And now, it is the showdown between Piper and Adonis. Both the “Flower Shop” and “Piper’s Pit” sets are next to each other. The crowd goes nuts for Piper. Adonis asks Bob Orton who is the best host and he says that Adonis has class and that Piper needed him as a backbone. Piper then comes over and calls Adonis ugly and that Orton couldn’t hold his jockstrap on his best day. Piper calls Orton a sellout then jiggles the moobs of Adonis as he invites the cameraman to his set and says that Adonis is a disgrace to wrestling and that he took it upon himself to return. Piper then welcomes out Don Muraco and thanks him for doing a job of imitating him. Muraco takes offense to that as Piper make fun of his stutter and wardrobe. Muraco disses his skirt and the fact he wears the same shirt as they go back and forth. Adonis tries to convince Muraco that his show is the best. In the background, Orton and Adonis are huddling as Muraco tells Piper that Adonis is better and that Piper is jealous of him. Piper calls Muraco fat and that leads to Orton and Adonis hitting Piper from behind. Muraco then holds up Piper as it is a 3-on-1 attack. Muraco ties his jacket around Piper’s leg as Adonis whacks it with a chair. Orton is destroying the set as Piper is getting absolutely destroyed. Hart is hilariously jumping around as he stuck his head through the face of Piper’s picture. Great segment that really jump-started the feud between Adonis and Piper.

Slick promises us a surprise so great that it will “knock sight into the blind.” I miss Slick.

William Tabb vs. “The Natural” Butch Reed w/ Slick


Reed attacks Tabb as soon as the bell rings. He catches Reed with a knee smash then takes him down with a flying shoulder tackle from the second rope before getting the win with a gutbuster (1:01).

Thoughts: Tabb was a huge guy, even bigger than Reed, but terrible in the ring. He would actually go on to wrestle as the Black Assasin in Florida, managed by Oliver Humperdink, several months later. Reed looked okay in his debut.




Jimmy Jack Funk vs. Tito Santana


Santana works the arm to start. We then get to listen to Pedro Morales and Miguel Alonso on Spanish Commentary as Jesse offers to translate and tells us that they are wondering when the tequila sunrises they ordered are coming. Santana hits an atomic drop and a dropkick as Funk rolls out of the ring. Funk comes back in and drops Santana throat-first on the top rope then roughs him up. Swinging neckbreaker gets two. He tries another neckbreaker but Santana twists out and hits a suplex. Santana slugs away then makes Funk tap to the figure-four leg lock (3:31).
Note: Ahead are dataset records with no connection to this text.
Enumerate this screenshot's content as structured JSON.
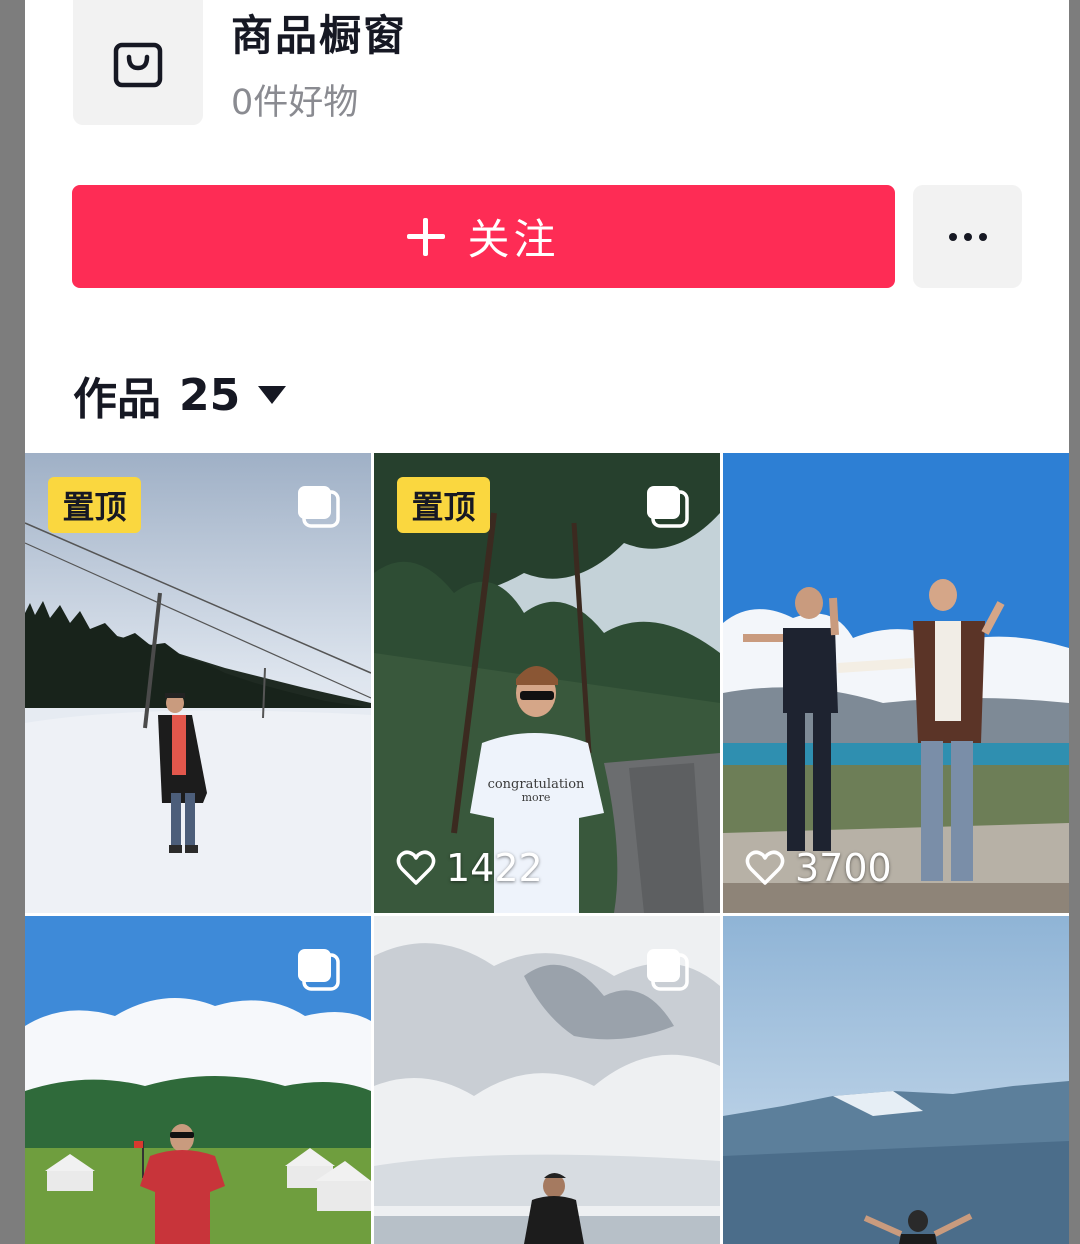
{
  "shop": {
    "title": "商品橱窗",
    "count_label": "0件好物",
    "icon": "shopping-bag-icon"
  },
  "actions": {
    "follow_label": "关注",
    "follow_icon": "plus-icon",
    "more_icon": "more-dots-icon"
  },
  "works": {
    "label": "作品",
    "count": "25",
    "dropdown_icon": "caret-down-icon"
  },
  "videos": [
    {
      "pinned": true,
      "pin_label": "置顶",
      "likes": "",
      "scene": "snow field with person in black coat"
    },
    {
      "pinned": true,
      "pin_label": "置顶",
      "likes": "1422",
      "scene": "pine forest road with person in white t-shirt"
    },
    {
      "pinned": false,
      "pin_label": "",
      "likes": "3700",
      "scene": "lake shore with two people dancing"
    },
    {
      "pinned": false,
      "pin_label": "",
      "likes": "",
      "scene": "grassland with yurts and person in red shirt"
    },
    {
      "pinned": false,
      "pin_label": "",
      "likes": "",
      "scene": "cloudy sky over lake with person"
    },
    {
      "pinned": false,
      "pin_label": "",
      "likes": "",
      "scene": "mountains with person raising arms"
    }
  ],
  "colors": {
    "accent": "#fe2c55",
    "pin_badge": "#fad73f",
    "text_primary": "#161823",
    "text_secondary": "#8a8b91"
  }
}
Thoughts: This match, to me, signaled the end of Tito & Pedro as a duo and focused on Tito as a singles wrestler. Poor Jimmy Jack as he was without Jimmy Hart and the writing was on the wall for him at this point.




Resnick is with Super & Big Machine. George Steele comes out and this leads to a goofy segment revolving around Steele, ending with all three men right in front of the camera.

Backstage, Billy Jack Haynes and the Islanders are holding back Piper, who is on the ground battered and bloodied and tossing around chairs.

Next week in action will be Paul Orndorff, Randy Savage, and the debut of the Honky Tonk Man. Plus, Jesse Ventura will interview Hulk Hogan and an update on the condition of Roddy Piper.

Final Thoughts: Fun show. The Adonis/Piper stuff was great. We got the return of Graham and the debut of Reed. They also continue the angle with Danny Davis and pushed the Machines feud, which was just not getting over without the involvement of Andre. Everything else here was fine as well, especially the much improved commentary with the addition of Jesse Ventura. He really made the broadcast lively.